New Shape-Shifting Materials Let Biomedical Implants Morph Over Time
Scientists were able to create a shape-shifting flower with petals that gradually opened, one by one.
Credit: Nature Communications/Screengrab via YouTube

Shape-shifting materials that can be programmed to morph over time could lead to medical implants that unfold at controlled rates inside the body, a new study finds.

Shape-shifting capabilities can enable a wide range of new applications and extend existing ones, according to the researchers. "Living organisms do it all the time," said study senior author Sergei Sheiko, a materials scientist at the University of North Carolina at Chapel Hill. "Birds change the shape of the wings to enable taking off and landing."

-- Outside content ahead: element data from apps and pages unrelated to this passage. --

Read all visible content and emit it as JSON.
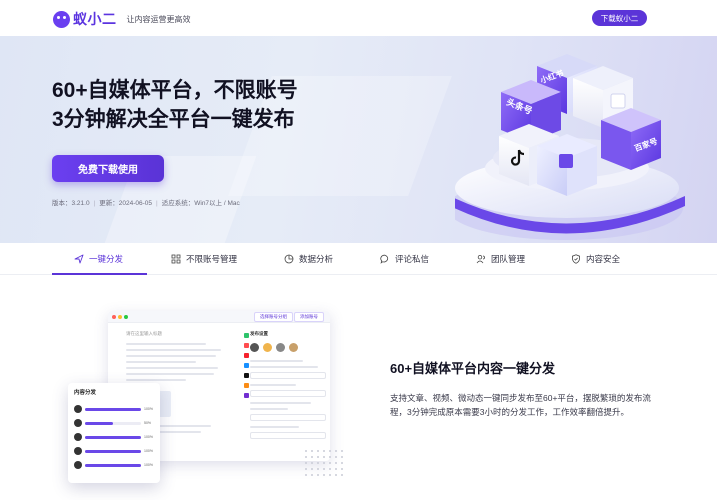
{
  "header": {
    "brand_name": "蚁小二",
    "slogan": "让内容运营更高效",
    "download_button": "下载蚁小二"
  },
  "hero": {
    "title_line1": "60+自媒体平台，不限账号",
    "title_line2": "3分钟解决全平台一键发布",
    "download_button": "免费下载使用",
    "version": "版本：3.21.0",
    "updated": "更新：2024-06-05",
    "system": "适应系统：Win7以上 / Mac",
    "art_labels": {
      "toutiao": "头条号",
      "baijia": "百家号",
      "top_cube": "小红书"
    }
  },
  "tabs": [
    {
      "label": "一键分发",
      "icon": "send-icon"
    },
    {
      "label": "不限账号管理",
      "icon": "grid-icon"
    },
    {
      "label": "数据分析",
      "icon": "pie-chart-icon"
    },
    {
      "label": "评论私信",
      "icon": "chat-icon"
    },
    {
      "label": "团队管理",
      "icon": "team-icon"
    },
    {
      "label": "内容安全",
      "icon": "shield-icon"
    }
  ],
  "feature": {
    "title": "60+自媒体平台内容一键分发",
    "description": "支持文章、视频、微动态一键同步发布至60+平台，摆脱繁琐的发布流程，3分钟完成原本需要3小时的分发工作，工作效率翻倍提升。"
  },
  "mockup": {
    "tab1": "选择账号分组",
    "tab2": "添加账号",
    "editor_placeholder": "请在这里输入标题",
    "side_title": "发布设置",
    "popup_title": "内容分发",
    "progress": [
      100,
      50,
      100,
      100,
      100
    ],
    "progress_labels": [
      "100%",
      "50%",
      "100%",
      "100%",
      "100%"
    ]
  },
  "colors": {
    "accent": "#5b34d8",
    "hero_bg": "#e3e9f6"
  }
}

Scientists have developed many different shape-shifting materials over the years, but these usually required an external trigger in order for the structures to change form — for instance, the introduction of light, heat, electricity or acidity. In contrast, there are many situations in which researchers might want an item to change shape without the need for outside cues that could upset a stable environment. For example, "the human body makes a tremendous effort to maintain constant temperature and pH," Sheiko told Live Science. [The 9 Most Interesting Transplants]

Sheiko and his colleagues have now developed materials that change shape not due to an outside trigger, but because of the passage of time. "This is similar to a coffeemaker or washing machine — you dial the timer and let it run," he said.

These materials possess two networks of chemical bonds, which serve as counteracting forces. One network is elastic, holding the energy that drives the shape-shifting process, while the other network can flow, controlling how quickly a material reaches its final shape. By varying the concentrations of these bonds, the researchers can program the rate at which shape shifting takes place, lasting anywhere from seconds to hours.

In experiments, the scientists were able to create an artificial blooming flower with petals that gradually opened, one by one. "The general motivation behind this work was to endow synthetic materials with functions and properties of living tissues," Sheiko said.

Temperature can speed up or slow down these clocks. This is "an additional opportunity to control the process," Sheiko said. "This might be useful for certain applications."

Shape-shifting materials that can change shape over time could spur the development of "biomedical implants that can be programmed to alter [their] shape after insertion into the body," Sheiko said. While the initial shape can favor noninvasive or minimally invasive surgery, the final shape can expand to fit an implant's final desired form, he said.

Future research could explore how to encode a delay prior to shape shifting, Sheiko said. "Programming a sequence of multiple shapes is another challenge," he added.

The scientists detailed their findings online today (Sept. 27) in the journal Nature Communications.

Original article on Live Science.